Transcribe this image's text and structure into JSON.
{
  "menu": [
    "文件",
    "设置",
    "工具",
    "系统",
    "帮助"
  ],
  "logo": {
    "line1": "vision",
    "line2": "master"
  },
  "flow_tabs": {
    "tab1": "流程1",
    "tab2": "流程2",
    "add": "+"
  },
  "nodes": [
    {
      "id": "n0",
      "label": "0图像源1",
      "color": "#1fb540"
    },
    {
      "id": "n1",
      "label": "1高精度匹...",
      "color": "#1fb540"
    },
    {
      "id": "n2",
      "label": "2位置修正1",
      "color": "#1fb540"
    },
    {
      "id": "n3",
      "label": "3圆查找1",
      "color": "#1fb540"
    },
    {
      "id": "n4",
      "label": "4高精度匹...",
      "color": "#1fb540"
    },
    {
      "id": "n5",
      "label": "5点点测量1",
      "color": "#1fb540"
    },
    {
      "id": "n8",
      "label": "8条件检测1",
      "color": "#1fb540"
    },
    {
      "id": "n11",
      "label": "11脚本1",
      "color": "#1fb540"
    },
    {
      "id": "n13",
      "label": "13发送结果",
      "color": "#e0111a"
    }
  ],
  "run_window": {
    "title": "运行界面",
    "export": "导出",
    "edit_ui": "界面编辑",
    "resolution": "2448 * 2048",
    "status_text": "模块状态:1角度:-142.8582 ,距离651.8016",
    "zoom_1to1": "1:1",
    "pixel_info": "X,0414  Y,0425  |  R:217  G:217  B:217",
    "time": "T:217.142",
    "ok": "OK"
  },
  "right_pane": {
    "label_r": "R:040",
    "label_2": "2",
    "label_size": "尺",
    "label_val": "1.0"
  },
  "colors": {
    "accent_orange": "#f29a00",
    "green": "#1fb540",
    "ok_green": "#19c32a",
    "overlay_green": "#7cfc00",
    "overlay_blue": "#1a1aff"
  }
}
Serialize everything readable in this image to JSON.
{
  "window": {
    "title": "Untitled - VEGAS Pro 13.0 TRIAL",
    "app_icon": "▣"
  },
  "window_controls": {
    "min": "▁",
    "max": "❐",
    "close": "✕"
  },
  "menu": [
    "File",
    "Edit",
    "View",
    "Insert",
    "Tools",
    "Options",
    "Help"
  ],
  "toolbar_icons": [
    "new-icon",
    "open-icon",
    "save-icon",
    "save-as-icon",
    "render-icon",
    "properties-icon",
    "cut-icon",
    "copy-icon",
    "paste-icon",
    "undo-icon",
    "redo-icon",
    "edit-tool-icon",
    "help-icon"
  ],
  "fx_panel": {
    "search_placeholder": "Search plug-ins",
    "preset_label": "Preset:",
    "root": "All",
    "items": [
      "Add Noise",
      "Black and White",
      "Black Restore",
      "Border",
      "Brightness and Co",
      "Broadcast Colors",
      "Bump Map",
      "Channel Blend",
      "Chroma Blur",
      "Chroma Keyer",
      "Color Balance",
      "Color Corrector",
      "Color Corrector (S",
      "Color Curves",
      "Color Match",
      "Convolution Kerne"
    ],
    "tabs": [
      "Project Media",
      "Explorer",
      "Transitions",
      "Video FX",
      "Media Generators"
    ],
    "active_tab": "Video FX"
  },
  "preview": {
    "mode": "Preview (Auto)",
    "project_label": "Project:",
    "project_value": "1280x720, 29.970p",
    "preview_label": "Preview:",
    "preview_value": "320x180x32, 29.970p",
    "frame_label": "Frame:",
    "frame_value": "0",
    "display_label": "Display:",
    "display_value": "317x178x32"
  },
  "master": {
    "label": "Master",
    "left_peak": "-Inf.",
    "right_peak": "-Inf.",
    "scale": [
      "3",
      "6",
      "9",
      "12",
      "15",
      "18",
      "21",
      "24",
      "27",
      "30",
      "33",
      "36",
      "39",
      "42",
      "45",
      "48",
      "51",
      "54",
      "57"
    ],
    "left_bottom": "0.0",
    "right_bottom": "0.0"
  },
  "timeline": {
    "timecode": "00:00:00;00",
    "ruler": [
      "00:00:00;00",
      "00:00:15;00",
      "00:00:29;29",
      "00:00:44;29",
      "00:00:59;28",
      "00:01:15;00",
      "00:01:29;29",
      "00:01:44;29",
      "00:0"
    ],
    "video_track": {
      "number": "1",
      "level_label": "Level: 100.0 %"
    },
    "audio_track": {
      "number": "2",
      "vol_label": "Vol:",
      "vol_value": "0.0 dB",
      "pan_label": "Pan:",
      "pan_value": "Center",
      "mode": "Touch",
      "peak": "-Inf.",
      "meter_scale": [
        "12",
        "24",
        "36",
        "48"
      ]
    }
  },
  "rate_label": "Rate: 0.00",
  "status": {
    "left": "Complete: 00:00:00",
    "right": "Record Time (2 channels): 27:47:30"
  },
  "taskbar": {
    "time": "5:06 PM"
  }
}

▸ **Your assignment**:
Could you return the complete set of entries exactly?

▸ **Answer to the problem**:
Transcribe this image's text and structure into JSON.
{
  "menu": [
    "文件",
    "设置",
    "工具",
    "系统",
    "帮助"
  ],
  "logo": {
    "line1": "vision",
    "line2": "master"
  },
  "flow_tabs": {
    "tab1": "流程1",
    "tab2": "流程2",
    "add": "+"
  },
  "nodes": [
    {
      "id": "n0",
      "label": "0图像源1",
      "color": "#1fb540"
    },
    {
      "id": "n1",
      "label": "1高精度匹...",
      "color": "#1fb540"
    },
    {
      "id": "n2",
      "label": "2位置修正1",
      "color": "#1fb540"
    },
    {
      "id": "n3",
      "label": "3圆查找1",
      "color": "#1fb540"
    },
    {
      "id": "n4",
      "label": "4高精度匹...",
      "color": "#1fb540"
    },
    {
      "id": "n5",
      "label": "5点点测量1",
      "color": "#1fb540"
    },
    {
      "id": "n8",
      "label": "8条件检测1",
      "color": "#1fb540"
    },
    {
      "id": "n11",
      "label": "11脚本1",
      "color": "#1fb540"
    },
    {
      "id": "n13",
      "label": "13发送结果",
      "color": "#e0111a"
    }
  ],
  "run_window": {
    "title": "运行界面",
    "export": "导出",
    "edit_ui": "界面编辑",
    "resolution": "2448 * 2048",
    "status_text": "模块状态:1角度:-142.8582 ,距离651.8016",
    "zoom_1to1": "1:1",
    "pixel_info": "X,0414  Y,0425  |  R:217  G:217  B:217",
    "time": "T:217.142",
    "ok": "OK"
  },
  "right_pane": {
    "label_r": "R:040",
    "label_2": "2",
    "label_size": "尺",
    "label_val": "1.0"
  },
  "colors": {
    "accent_orange": "#f29a00",
    "green": "#1fb540",
    "ok_green": "#19c32a",
    "overlay_green": "#7cfc00",
    "overlay_blue": "#1a1aff"
  }
}
Serialize everything readable in this image to JSON.
{
  "window": {
    "title": "Untitled - VEGAS Pro 13.0 TRIAL",
    "app_icon": "▣"
  },
  "window_controls": {
    "min": "▁",
    "max": "❐",
    "close": "✕"
  },
  "menu": [
    "File",
    "Edit",
    "View",
    "Insert",
    "Tools",
    "Options",
    "Help"
  ],
  "toolbar_icons": [
    "new-icon",
    "open-icon",
    "save-icon",
    "save-as-icon",
    "render-icon",
    "properties-icon",
    "cut-icon",
    "copy-icon",
    "paste-icon",
    "undo-icon",
    "redo-icon",
    "edit-tool-icon",
    "help-icon"
  ],
  "fx_panel": {
    "search_placeholder": "Search plug-ins",
    "preset_label": "Preset:",
    "root": "All",
    "items": [
      "Add Noise",
      "Black and White",
      "Black Restore",
      "Border",
      "Brightness and Co",
      "Broadcast Colors",
      "Bump Map",
      "Channel Blend",
      "Chroma Blur",
      "Chroma Keyer",
      "Color Balance",
      "Color Corrector",
      "Color Corrector (S",
      "Color Curves",
      "Color Match",
      "Convolution Kerne"
    ],
    "tabs": [
      "Project Media",
      "Explorer",
      "Transitions",
      "Video FX",
      "Media Generators"
    ],
    "active_tab": "Video FX"
  },
  "preview": {
    "mode": "Preview (Auto)",
    "project_label": "Project:",
    "project_value": "1280x720, 29.970p",
    "preview_label": "Preview:",
    "preview_value": "320x180x32, 29.970p",
    "frame_label": "Frame:",
    "frame_value": "0",
    "display_label": "Display:",
    "display_value": "317x178x32"
  },
  "master": {
    "label": "Master",
    "left_peak": "-Inf.",
    "right_peak": "-Inf.",
    "scale": [
      "3",
      "6",
      "9",
      "12",
      "15",
      "18",
      "21",
      "24",
      "27",
      "30",
      "33",
      "36",
      "39",
      "42",
      "45",
      "48",
      "51",
      "54",
      "57"
    ],
    "left_bottom": "0.0",
    "right_bottom": "0.0"
  },
  "timeline": {
    "timecode": "00:00:00;00",
    "ruler": [
      "00:00:00;00",
      "00:00:15;00",
      "00:00:29;29",
      "00:00:44;29",
      "00:00:59;28",
      "00:01:15;00",
      "00:01:29;29",
      "00:01:44;29",
      "00:0"
    ],
    "video_track": {
      "number": "1",
      "level_label": "Level: 100.0 %"
    },
    "audio_track": {
      "number": "2",
      "vol_label": "Vol:",
      "vol_value": "0.0 dB",
      "pan_label": "Pan:",
      "pan_value": "Center",
      "mode": "Touch",
      "peak": "-Inf.",
      "meter_scale": [
        "12",
        "24",
        "36",
        "48"
      ]
    }
  },
  "rate_label": "Rate: 0.00",
  "status": {
    "left": "Complete: 00:00:00",
    "right": "Record Time (2 channels): 27:47:30"
  },
  "taskbar": {
    "time": "5:06 PM"
  }
}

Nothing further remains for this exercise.